The moves by the MAS and SGX with regard to the frame- works encourage companies to tap the retail market.

The new seasoning framework reduces the regulatory burden on companies. By simplifying the documentation, time and cost as well as reducing the exposure to potential liabilities, the MAS and SGX have made the issuance of new retail bonds more attractive to companies.


While more choice for retail investors is beneficial, it remains to be seen if companies will take to issuing bonds on a regular basis.

Ms Tan Lay Hoon, CFA board member and co-chair of advocacy at CFA Singapore, points out that the primary considerations for issuers tapping the retail market would be liability, cost and access to liquidity. Would extending the offer to the public result in lower net borrowing cost or increase the amount raised?

Based on the revised eligibility criteria, there are about 120 issuers who could tap the seasoning framework. About half of these are potential exempt bond issuers.

OCBC Bank credit analyst Andrew Wong says the new framework will reduce blue-chip firms' administrative burden for retail issues.

A Singtel spokesman says the new framework makes it easier for corporate issuers with strong track records to tap the retail bond market and benefit from a bigger, diversified pool of investors.

One potential issuer that retail investors will look out for is Temasek Holdings, which previously said it is looking at offering retail bonds.

OCBC's Mr Wong adds that the new regime will improve market liquidity by introducing a larger pool of retail investors who can invest in bonds previously available only to big investors.

Certainly, for retail investors, the move will be a chance to diversify their portfolio and reduce the overall risk of their investments.

Traditionally, bonds are generally perceived as less risky than equities. Bonds are an asset class offering investors an opportunity to diversify their investments and earn a better yield than bank deposit rates, which are currently close to record lows.

With a range of potential returns from 2 to 5 per cent, bonds give a higher yield than bank deposits and money market funds and provide regular fixed interest income.

As they are considered a relatively safe and low-risk instrument, bonds can help bring stability to an investor's portfolio. Generally, the proportion of bonds in a portfolio is dependent on the investor's risk profile. The lower the risk appetite, the higher the percentage of bonds in the portfolio and vice versa.

On the plus side, if a company becomes insolvent, bonds rank ahead of equities in terms of repayment priority.

This is why retirees often hold a higher percentage of bonds in their portfolios.

At the same time, investors should note that bonds are not risk-free; not all are created equal and some are riskier than others.

Retail investors should be aware that bonds may not keep pace with inflation and the company could also default, which would mean that the bonds could be worthless.

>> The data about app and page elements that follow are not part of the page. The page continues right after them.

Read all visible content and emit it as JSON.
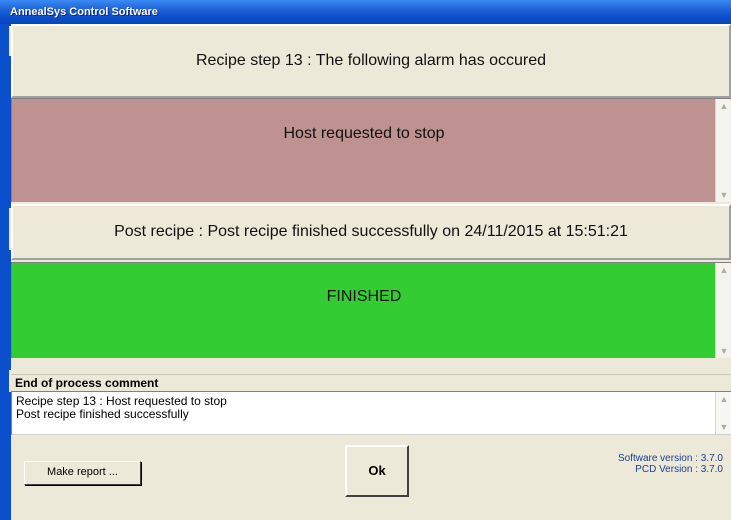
{
  "window": {
    "title": "AnnealSys Control Software"
  },
  "alarm": {
    "banner_text": "Recipe step 13 : The following alarm has occured",
    "message": "Host requested to stop",
    "panel_color": "#bd9290"
  },
  "post_recipe": {
    "banner_text": "Post recipe : Post recipe finished successfully on 24/11/2015 at 15:51:21",
    "status": "FINISHED",
    "panel_color": "#33cc33"
  },
  "comment": {
    "label": "End of process comment",
    "lines": [
      "Recipe step 13 : Host requested to stop",
      "Post recipe finished successfully"
    ]
  },
  "buttons": {
    "ok_label": "Ok",
    "report_label": "Make report ..."
  },
  "version": {
    "software": "Software version : 3.7.0",
    "pcd": "PCD Version : 3.7.0"
  }
}
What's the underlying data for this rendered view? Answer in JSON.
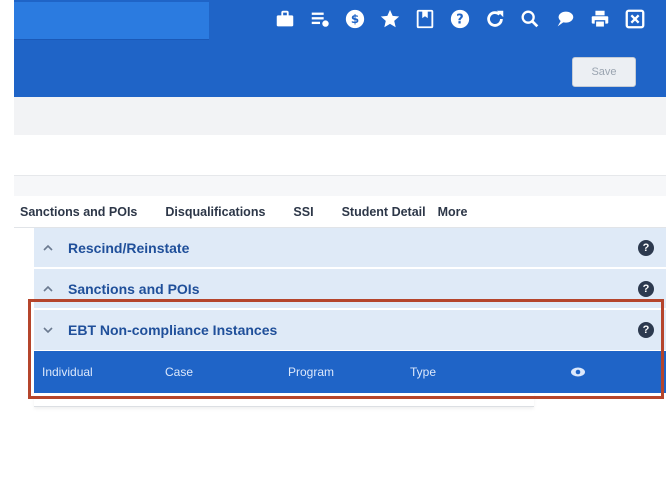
{
  "toolbar": {
    "icons": [
      "briefcase-icon",
      "list-icon",
      "dollar-icon",
      "star-icon",
      "bookmark-icon",
      "help-icon",
      "refresh-icon",
      "search-icon",
      "chat-icon",
      "print-icon",
      "close-window-icon"
    ],
    "save_label": "Save"
  },
  "tabs": [
    "Sanctions and POIs",
    "Disqualifications",
    "SSI",
    "Student Detail",
    "More"
  ],
  "sections": [
    {
      "title": "Rescind/Reinstate",
      "state": "collapsed",
      "help": "?"
    },
    {
      "title": "Sanctions and POIs",
      "state": "collapsed",
      "help": "?"
    },
    {
      "title": "EBT Non-compliance Instances",
      "state": "expanded",
      "help": "?"
    }
  ],
  "grid": {
    "columns": [
      "Individual",
      "Case",
      "Program",
      "Type"
    ],
    "action_icon": "eye-icon"
  },
  "colors": {
    "header_blue": "#1f64c7",
    "section_bg": "#dfeaf7",
    "section_title": "#1f4f9a",
    "highlight": "#b5452c"
  }
}
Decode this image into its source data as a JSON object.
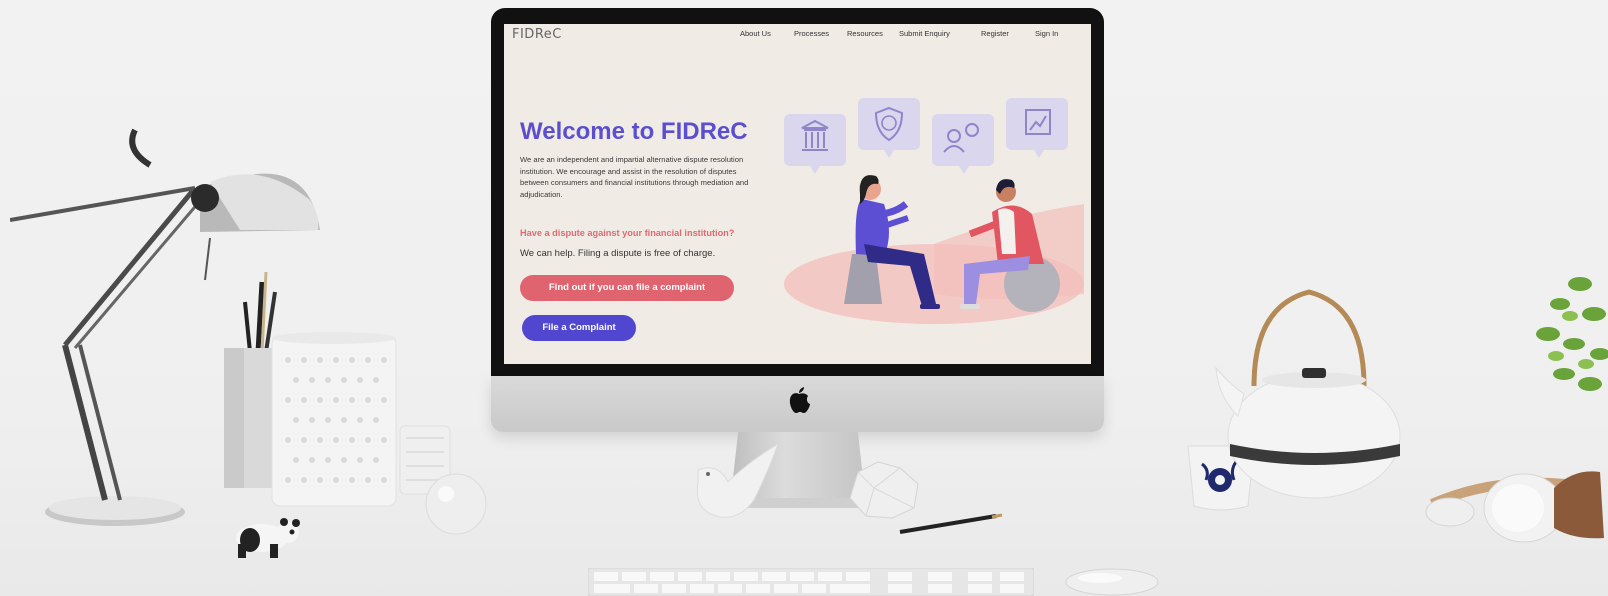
{
  "site": {
    "logo_text": "FIDReC",
    "nav": {
      "about": "About Us",
      "processes": "Processes",
      "resources": "Resources",
      "submit_enquiry": "Submit Enquiry",
      "register": "Register",
      "sign_in": "Sign In"
    },
    "hero": {
      "title": "Welcome to FIDReC",
      "description": "We are an independent and impartial alternative dispute resolution institution. We encourage and assist in the resolution of disputes between consumers and financial institutions through mediation and adjudication.",
      "question": "Have a dispute against your financial institution?",
      "help_text": "We can help. Filing a dispute is free of charge.",
      "primary_button": "Find out if you can file a complaint",
      "secondary_button": "File a Complaint"
    }
  },
  "colors": {
    "brand_purple": "#5b4fd0",
    "brand_pink": "#e0646f",
    "screen_bg": "#f1ebe5",
    "logo_red": "#c9323a"
  },
  "icons": [
    "bank-icon",
    "shield-dollar-icon",
    "users-dollar-icon",
    "chart-up-icon",
    "apple-logo-icon"
  ]
}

Retail investors should make use of this opportunity to upgrade their know-how on the different types of bonds and their risk levels.

For example, instruments such as perpetual capital securities (like the recently issued Hyflux retail perpetual capital securities) and perpetual preference shares do not qualify under the new frameworks as they are deemed to be riskier.

As in most things in life, having more options is good when you know what to do with them. So, investors, understand your financial objectives, do your homework and make an informed choice.

A version of this article appeared in the print edition of The Straits Times on June 09, 2016, with the headline 'More bonds a boon for investors'. Subscribe